My nutrition is really important and it's something that I'm still learning about. I really try to make sure I'm eating the right food at the right time. I really like to eat things that are healthy all the time, and if I hear something is a super food I'll definitely go out and buy it. I had sunflower sprouts the other day for the first time and I enjoyed those, put them on my salad. There's no foods that I really try to stay away from completely — I think everything in moderation is key. But after the games I'm definitely looking forward to having a big bowl of ice cream.
There's a lot that goes into an event. I have a coach, and we really try to lay out a long-term plan. Normally, I'm doing six days of swimming a week, six days of biking a week and five days of running a week, and it's something we have to prepare for mentally, physically, nutrition, everything plays a factor into it.
When I'm at the start of an event, I really need to make sure I'm warmed up. I make sure that I do all three disciplines. I make sure I run, I bike and I swim. I also make sure my muscles are nice and loose and warm. I try to stay warm; if I get cold, I know that my muscles will tighten up, and that won't be good, so I just really try to make sure I'm warm — stretched out and warmed up.
I'd like to say I never get nervous for an event, but you know, a lot of times there are nerves, and a lot of times they're good nerves. Having a little bit of nerves is good — it helps get that excitement and adrenaline going, and something that helps make an event special and different than workouts.
Representing the United States of America is just an incredible honor. It's something that, I think, it brings the entire world together.
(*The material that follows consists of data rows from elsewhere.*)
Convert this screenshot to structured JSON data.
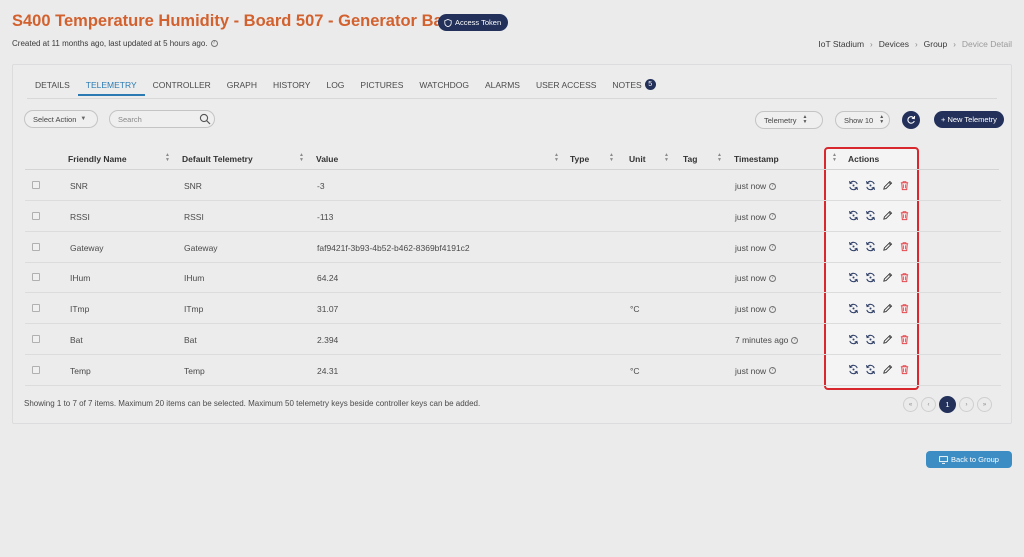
{
  "header": {
    "title": "S400 Temperature Humidity - Board 507 - Generator Battery",
    "access_token_label": "Access Token",
    "subtitle": "Created at 11 months ago, last updated at 5 hours ago."
  },
  "breadcrumb": [
    "IoT Stadium",
    "Devices",
    "Group",
    "Device Detail"
  ],
  "tabs": [
    {
      "label": "DETAILS"
    },
    {
      "label": "TELEMETRY",
      "active": true
    },
    {
      "label": "CONTROLLER"
    },
    {
      "label": "GRAPH"
    },
    {
      "label": "HISTORY"
    },
    {
      "label": "LOG"
    },
    {
      "label": "PICTURES"
    },
    {
      "label": "WATCHDOG"
    },
    {
      "label": "ALARMS"
    },
    {
      "label": "USER ACCESS"
    },
    {
      "label": "NOTES",
      "badge": "5"
    }
  ],
  "toolbar": {
    "select_action": "Select Action",
    "search_placeholder": "Search",
    "type_filter": "Telemetry",
    "show_count": "Show 10",
    "new_button": "+ New Telemetry"
  },
  "table": {
    "columns": {
      "friendly_name": "Friendly Name",
      "default_telemetry": "Default Telemetry",
      "value": "Value",
      "type": "Type",
      "unit": "Unit",
      "tag": "Tag",
      "timestamp": "Timestamp",
      "actions": "Actions"
    },
    "rows": [
      {
        "friendly": "SNR",
        "default": "SNR",
        "value": "-3",
        "type": "",
        "unit": "",
        "tag": "",
        "timestamp": "just now"
      },
      {
        "friendly": "RSSI",
        "default": "RSSI",
        "value": "-113",
        "type": "",
        "unit": "",
        "tag": "",
        "timestamp": "just now"
      },
      {
        "friendly": "Gateway",
        "default": "Gateway",
        "value": "faf9421f-3b93-4b52-b462-8369bf4191c2",
        "type": "",
        "unit": "",
        "tag": "",
        "timestamp": "just now"
      },
      {
        "friendly": "IHum",
        "default": "IHum",
        "value": "64.24",
        "type": "",
        "unit": "",
        "tag": "",
        "timestamp": "just now"
      },
      {
        "friendly": "ITmp",
        "default": "ITmp",
        "value": "31.07",
        "type": "",
        "unit": "°C",
        "tag": "",
        "timestamp": "just now"
      },
      {
        "friendly": "Bat",
        "default": "Bat",
        "value": "2.394",
        "type": "",
        "unit": "",
        "tag": "",
        "timestamp": "7 minutes ago"
      },
      {
        "friendly": "Temp",
        "default": "Temp",
        "value": "24.31",
        "type": "",
        "unit": "°C",
        "tag": "",
        "timestamp": "just now"
      }
    ]
  },
  "footer": {
    "info": "Showing 1 to 7 of 7 items. Maximum 20 items can be selected. Maximum 50 telemetry keys beside controller keys can be added.",
    "current_page": "1",
    "pager_first": "«",
    "pager_prev": "‹",
    "pager_next": "›",
    "pager_last": "»"
  },
  "back_button": "Back to Group",
  "colors": {
    "title": "#d2612e",
    "navy": "#22305a",
    "accent": "#2b7ab3",
    "highlight": "#d8272d",
    "delete": "#e5484d"
  }
}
And to be able to have something that brings the countries [together], to be able to support these athletes, it's something that I feel a lot of pride in.